Home / 3D Printer Hardware / Prodways Introduces New Robotic Metal Deposition RAF Technology for Large Parts

Prodways Introduces New Robotic Metal Deposition RAF Technology for Large Parts

On the eve of Le Bourget Paris Air Show, Prodways Group, a subsidiary of Groupe Gorgé, presents its new RAF Technology (Rapid Additive Forging) for the 3D metal printing of large titanium parts.

Production of large metal parts for critical applications, in particular titanium parts for the aeronautical sector, relies on expensive and slow manufacturing processes often using combinations of forging and machining techniques. Certain titanium parts have manufacturing lead times of more than 12 months, with significant waste of metal material in the process.

Prodways Group’s Rapid Additive Forging technology is a type of DED (directed energy deposition), a family of technology broadly known as “powder fed” since they us a blown powder deposition head rather than a powder bed like selective laser melting processes. According to the company it will use a robotic arm to deposit the powder, which should offer more geometric freedom than other currently available technologies.

It was built on a continuous R&D effort and a strengthening of its 3D metal printing offering. The 3D printer developed uses a robot equipped with a head depositing molten metal in an atmosphere of inert gas. Accordingly, the metal is deposited layer-by-layer and the large part is completed within a few hours. This innovative technology quickly manufactures titanium blanks with very similar geometry compared with the final part. These blanks are then finish-machined, thus avoiding considerable losses of material which can represent up to 95% of the metal block with traditional machining processes.

The RAF Technology was developed in collaboration with Commercy Robotique, a subsidiary of Groupe Gorgé specialised in robotised welding for more than 40 years. A patent application was filed by Prodways Group.

This process has been tested on various metals. In particular, it is used to print titanium, a metal seeing increased use in new-generation aircraft. The third generation of the prototype is able to produce parts of more than 70 centimetres in size. Prodways Group is currently developing a version which would print parts of up to 2 metres in the main dimension.

With respect to other comparable technologies developed by market players, the Prodways Group’s Rapid Additive Forging technology uses a distinctive metal deposition technology focusing on the metallurgical quality and the repeatability of the process. The first metallurgical tests conducted on different parts revealed an absence of porosity and greater mechanical resistance compared with usual 3D metal printing techniques using laser or electron beam sintering.

Several operators in the aeronautical industry believe this technology family could be applied to nearly 50% of the titanium parts used to manufacture an aircraft and generate savings of up to 50% on the cost of parts. Prodways Group will regularly provide updates on developments in this technology, which has already attracted the interest of leading industrial groups.

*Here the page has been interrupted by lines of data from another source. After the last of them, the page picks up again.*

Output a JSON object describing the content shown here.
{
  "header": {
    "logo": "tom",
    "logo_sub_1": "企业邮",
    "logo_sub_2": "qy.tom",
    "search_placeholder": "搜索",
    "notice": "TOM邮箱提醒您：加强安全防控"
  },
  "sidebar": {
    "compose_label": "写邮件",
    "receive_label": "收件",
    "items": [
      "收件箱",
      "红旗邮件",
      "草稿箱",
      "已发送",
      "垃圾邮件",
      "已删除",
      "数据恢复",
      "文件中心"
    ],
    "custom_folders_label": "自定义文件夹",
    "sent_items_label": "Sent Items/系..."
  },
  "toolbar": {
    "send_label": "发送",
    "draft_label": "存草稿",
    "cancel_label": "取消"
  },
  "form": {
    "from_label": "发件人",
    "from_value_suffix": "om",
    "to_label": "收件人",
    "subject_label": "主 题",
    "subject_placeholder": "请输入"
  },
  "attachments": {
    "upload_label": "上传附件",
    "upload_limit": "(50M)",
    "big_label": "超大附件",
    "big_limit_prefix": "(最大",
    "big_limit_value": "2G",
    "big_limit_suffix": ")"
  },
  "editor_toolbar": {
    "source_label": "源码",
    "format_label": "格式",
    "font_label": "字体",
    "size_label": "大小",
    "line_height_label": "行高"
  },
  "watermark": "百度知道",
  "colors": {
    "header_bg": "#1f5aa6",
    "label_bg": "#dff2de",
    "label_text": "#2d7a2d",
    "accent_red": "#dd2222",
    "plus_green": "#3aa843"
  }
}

About 3D Printing Media Network

Check Also

Additively Manufactured Optical Ice Detector by GKN Aces In-Flight Test

GKN Aerospace has successfully flown an enhanced ice protection system (IPS) that allows for a …

Leave a Reply

Your email address will not be published. Required fields are marked *